The best of these cinematic legal briefs, in my opinion, was the 1993 adaptation of The Firm — not to be confused with the best-selling series of booty-enhancement exercise videos, unfortunately — starring Tom Cruise as a super-driven hotshot fresh out of law school (and harnessing unexplained Olympic-level gymnastic abilities for reasons never offered) as he takes a job with a shadowy law firm made up of some of the most aged Caucasian actors Hollywood had to offer, including Gene Hackman, Hal Holbrook and the aforementioned Brimley as the oatmeal-lovin’ head of security. I’m pretty sure I saw Statler and Waldorf in one of the sweeping long shots, but that could just be the Mandela Effect.
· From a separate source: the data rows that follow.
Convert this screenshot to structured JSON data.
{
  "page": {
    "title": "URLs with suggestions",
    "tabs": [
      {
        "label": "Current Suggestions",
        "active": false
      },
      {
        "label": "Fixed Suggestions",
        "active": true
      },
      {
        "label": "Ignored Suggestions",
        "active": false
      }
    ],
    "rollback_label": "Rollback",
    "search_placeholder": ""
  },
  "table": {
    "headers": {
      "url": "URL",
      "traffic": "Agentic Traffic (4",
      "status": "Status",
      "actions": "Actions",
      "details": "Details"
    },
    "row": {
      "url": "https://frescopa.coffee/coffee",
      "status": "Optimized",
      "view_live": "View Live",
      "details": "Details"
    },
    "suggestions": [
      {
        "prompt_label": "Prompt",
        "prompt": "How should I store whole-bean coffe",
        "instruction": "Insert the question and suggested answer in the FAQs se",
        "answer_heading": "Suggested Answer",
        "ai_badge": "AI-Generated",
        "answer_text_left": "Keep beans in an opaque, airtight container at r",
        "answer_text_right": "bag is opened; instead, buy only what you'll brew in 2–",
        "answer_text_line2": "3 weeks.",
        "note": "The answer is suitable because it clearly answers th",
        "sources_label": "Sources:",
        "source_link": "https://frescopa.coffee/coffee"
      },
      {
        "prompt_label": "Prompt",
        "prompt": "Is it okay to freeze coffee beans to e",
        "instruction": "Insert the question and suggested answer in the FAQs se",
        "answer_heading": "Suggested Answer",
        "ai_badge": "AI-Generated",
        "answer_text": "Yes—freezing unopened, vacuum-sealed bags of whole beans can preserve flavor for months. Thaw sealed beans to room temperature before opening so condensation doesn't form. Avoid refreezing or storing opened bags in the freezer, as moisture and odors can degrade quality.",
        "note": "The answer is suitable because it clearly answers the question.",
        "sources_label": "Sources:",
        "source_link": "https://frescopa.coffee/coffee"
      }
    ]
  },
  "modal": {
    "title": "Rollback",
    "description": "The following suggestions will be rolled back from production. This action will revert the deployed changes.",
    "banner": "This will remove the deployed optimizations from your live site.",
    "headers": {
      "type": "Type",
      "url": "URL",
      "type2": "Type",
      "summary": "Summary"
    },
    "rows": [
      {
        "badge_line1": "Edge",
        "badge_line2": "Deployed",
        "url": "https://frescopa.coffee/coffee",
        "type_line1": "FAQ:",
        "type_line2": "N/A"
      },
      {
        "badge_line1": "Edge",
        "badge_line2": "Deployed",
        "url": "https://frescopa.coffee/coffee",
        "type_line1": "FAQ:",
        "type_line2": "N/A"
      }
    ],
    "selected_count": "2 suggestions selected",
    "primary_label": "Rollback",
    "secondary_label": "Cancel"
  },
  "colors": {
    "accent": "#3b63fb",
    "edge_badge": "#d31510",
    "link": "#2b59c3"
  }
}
When a well-meaning business trip to the Cayman Islands leads to Cruise seeing some clearly marked and easy-to-read files he apparently wasn’t meant to see, things get pretty complicated as he tries to figure out a way to turn everything over to the feds without being disbarred or have the mafia (obligatory Paul Sorvino cameo) cap him. When a short-lived, mostly cognizant Gary Busey enters the picture, things get mildly confusing, what with all the switcheroos and double-dealing and subplots about overbilling, many scenes of which are still parodied today, as of late by an extremely irritating M&M’s ad that plays before most movie trailers.

With a very strong cast, including the mannish-jawed, Southern-style bold ’n’ saucy combo of Holly Hunter and Jeanne Tripplehorn, Ed Harris as an impatient spook and an out-of-place David Strathairn as a supposedly hardened convict, perhaps the most memorable character is Saw’s Tobin Bell as the law firm’s hitman, a role made even creepier by him sporting an albino mullet, apparently from the Rutger Hauer for Men signature hairpiece collection.
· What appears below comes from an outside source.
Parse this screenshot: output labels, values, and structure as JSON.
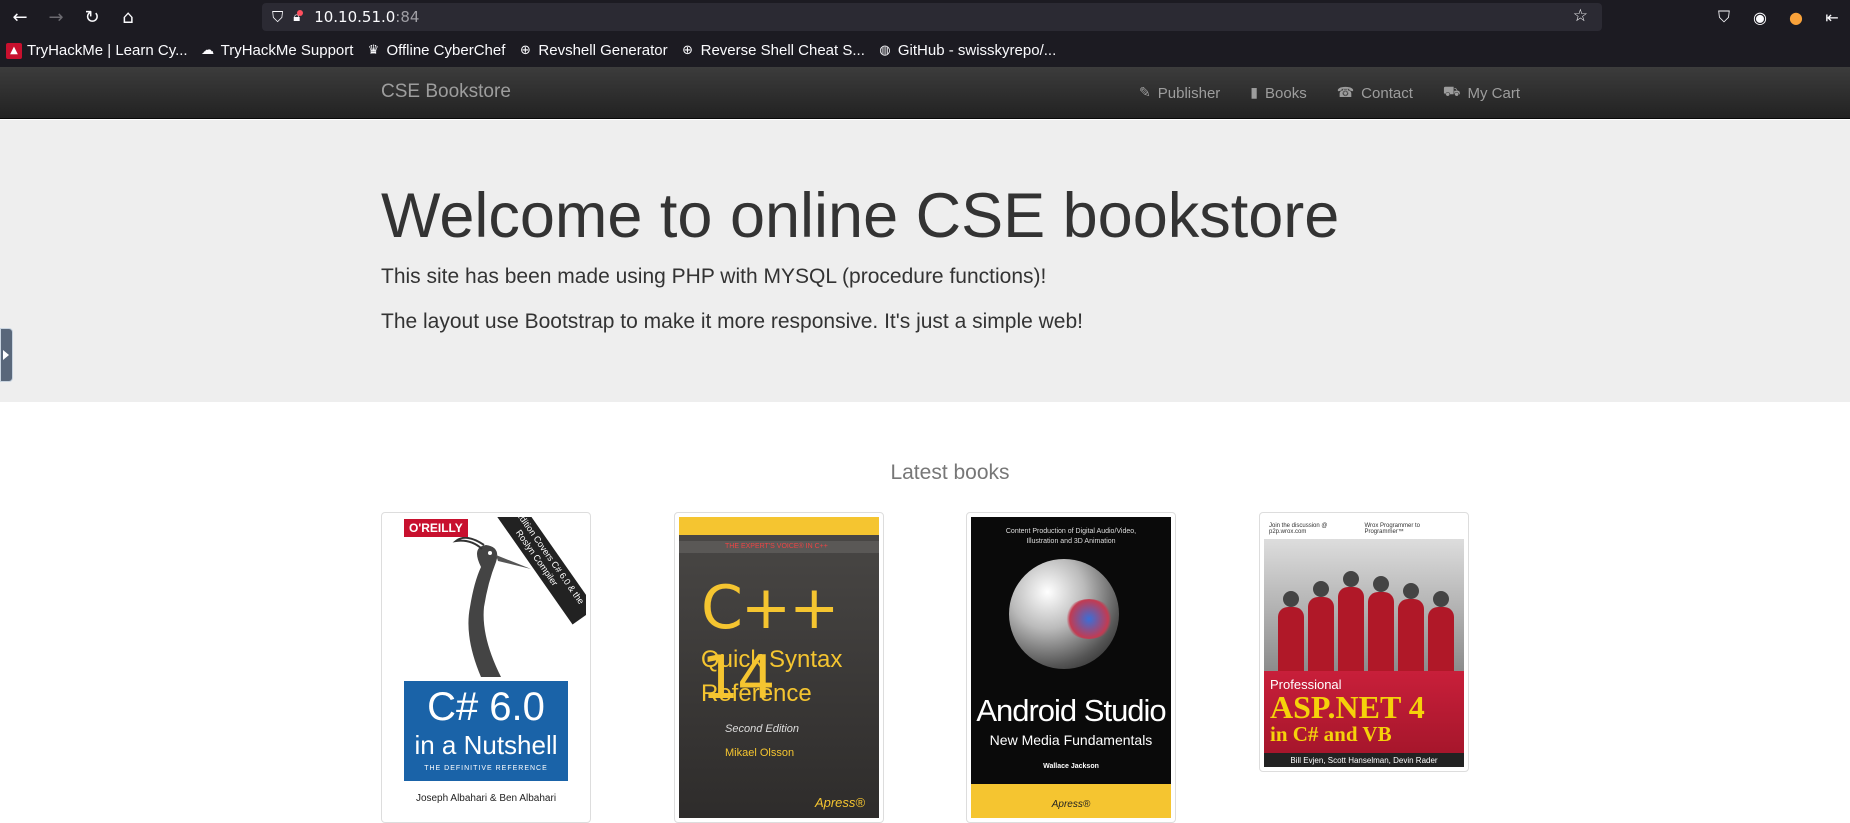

Director Sydney Pollack (Tootsie) does a great job of crafting a tense, paranoid thriller based around the dumbest of conceits, but with a smirking Cruise in control and a cast of fermented gravitas, it surprisingly still holds up almost 25 years later, with enough turns and twists to keep anyone from yelling “Objection!” to their television, no one in particular listening. Apparently they made a sequel to this, in the form of a TV series, but I’ll be damned if I ever heard about it. Case closed. — Louis Fowler

Get it at Amazon.